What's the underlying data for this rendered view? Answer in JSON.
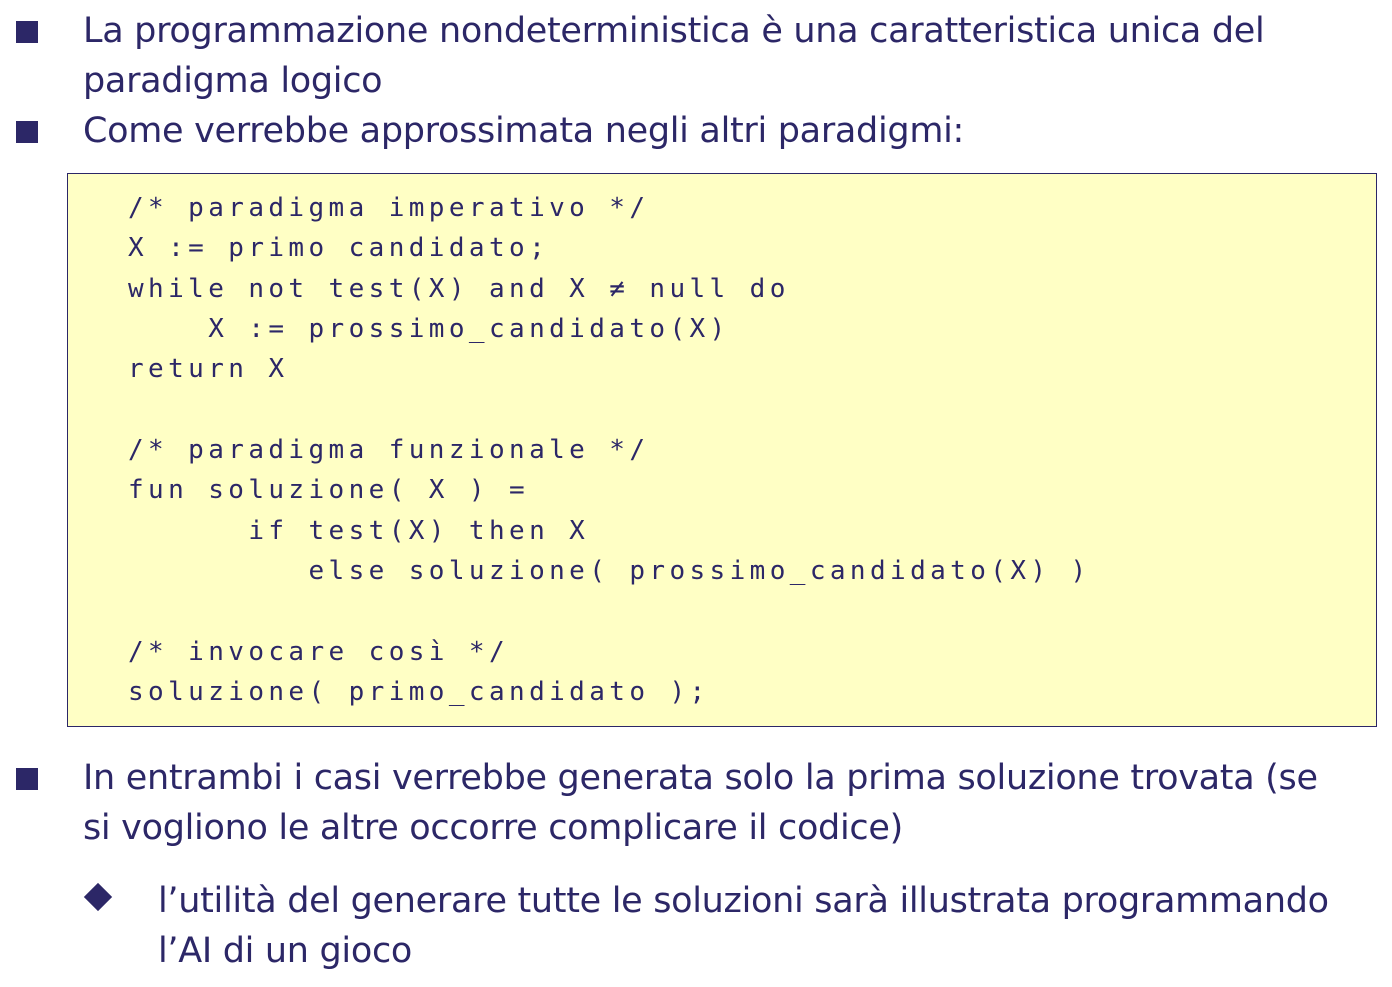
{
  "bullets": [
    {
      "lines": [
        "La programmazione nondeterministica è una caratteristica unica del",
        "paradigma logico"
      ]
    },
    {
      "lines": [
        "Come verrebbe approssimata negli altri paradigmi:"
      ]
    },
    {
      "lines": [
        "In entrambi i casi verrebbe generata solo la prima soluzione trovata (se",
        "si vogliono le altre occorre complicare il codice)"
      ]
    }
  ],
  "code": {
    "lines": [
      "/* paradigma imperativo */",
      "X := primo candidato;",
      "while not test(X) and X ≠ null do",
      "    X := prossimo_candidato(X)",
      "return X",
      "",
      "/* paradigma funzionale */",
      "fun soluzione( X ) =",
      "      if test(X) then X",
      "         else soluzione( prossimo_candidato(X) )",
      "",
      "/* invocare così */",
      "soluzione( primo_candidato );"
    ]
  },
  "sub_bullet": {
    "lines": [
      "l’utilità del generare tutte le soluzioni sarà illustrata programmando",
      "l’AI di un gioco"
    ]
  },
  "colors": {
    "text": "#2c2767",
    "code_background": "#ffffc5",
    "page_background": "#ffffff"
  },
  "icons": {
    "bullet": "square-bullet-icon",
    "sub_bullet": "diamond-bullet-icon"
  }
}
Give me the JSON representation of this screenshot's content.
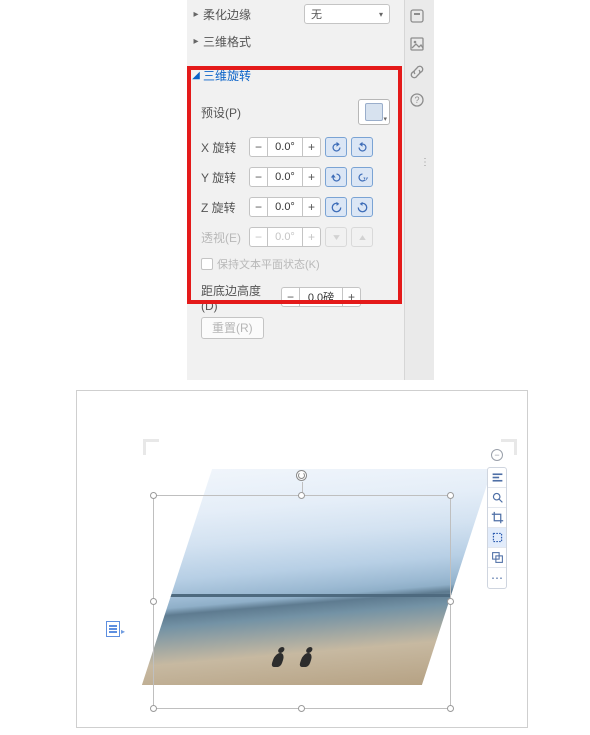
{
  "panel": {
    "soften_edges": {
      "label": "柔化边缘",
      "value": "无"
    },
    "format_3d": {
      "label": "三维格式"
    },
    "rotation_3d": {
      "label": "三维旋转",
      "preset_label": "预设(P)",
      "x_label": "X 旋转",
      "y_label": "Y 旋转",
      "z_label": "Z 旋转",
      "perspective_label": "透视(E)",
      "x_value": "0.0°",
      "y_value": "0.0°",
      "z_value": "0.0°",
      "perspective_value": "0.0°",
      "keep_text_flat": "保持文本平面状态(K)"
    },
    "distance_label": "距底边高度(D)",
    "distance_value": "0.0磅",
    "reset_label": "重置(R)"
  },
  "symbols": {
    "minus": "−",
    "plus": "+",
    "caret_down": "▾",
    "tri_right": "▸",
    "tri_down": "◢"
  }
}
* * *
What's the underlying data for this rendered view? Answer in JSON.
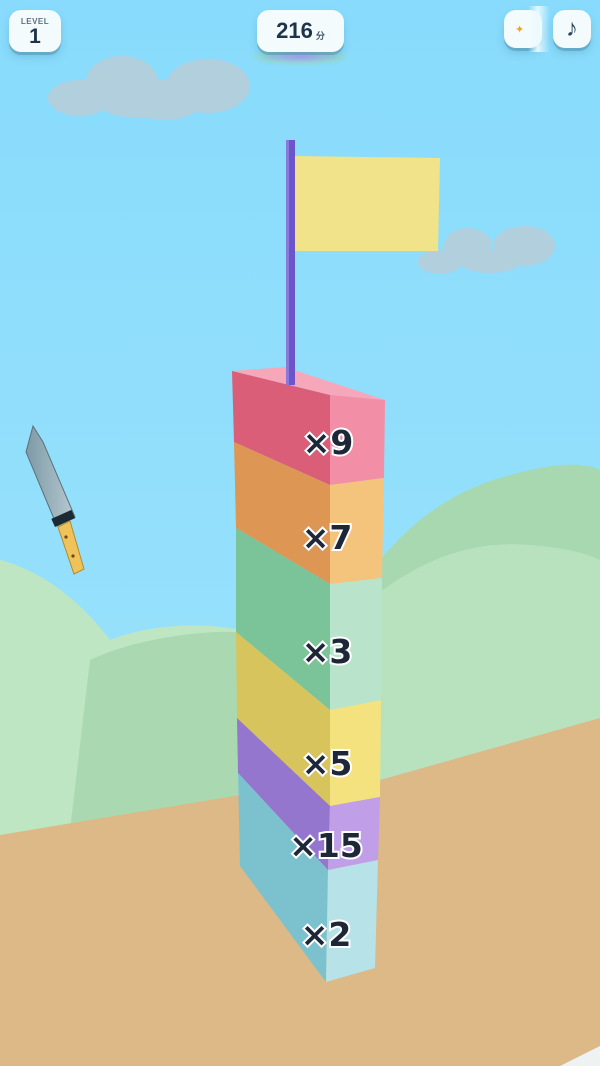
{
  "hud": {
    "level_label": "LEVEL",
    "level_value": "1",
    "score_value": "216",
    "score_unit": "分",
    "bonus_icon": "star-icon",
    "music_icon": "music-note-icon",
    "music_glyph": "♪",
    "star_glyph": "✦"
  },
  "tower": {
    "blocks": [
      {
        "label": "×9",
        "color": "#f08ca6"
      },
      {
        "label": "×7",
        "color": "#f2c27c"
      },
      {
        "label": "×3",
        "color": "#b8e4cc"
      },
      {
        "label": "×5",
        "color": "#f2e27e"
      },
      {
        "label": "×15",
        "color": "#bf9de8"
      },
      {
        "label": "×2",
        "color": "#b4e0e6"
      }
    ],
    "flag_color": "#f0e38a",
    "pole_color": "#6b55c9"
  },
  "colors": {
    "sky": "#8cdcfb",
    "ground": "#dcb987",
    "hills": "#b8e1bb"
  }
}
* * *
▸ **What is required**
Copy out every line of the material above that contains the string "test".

▸ **Answer space**
      "while not test(X) and X ≠ null do",
      "      if test(X) then X",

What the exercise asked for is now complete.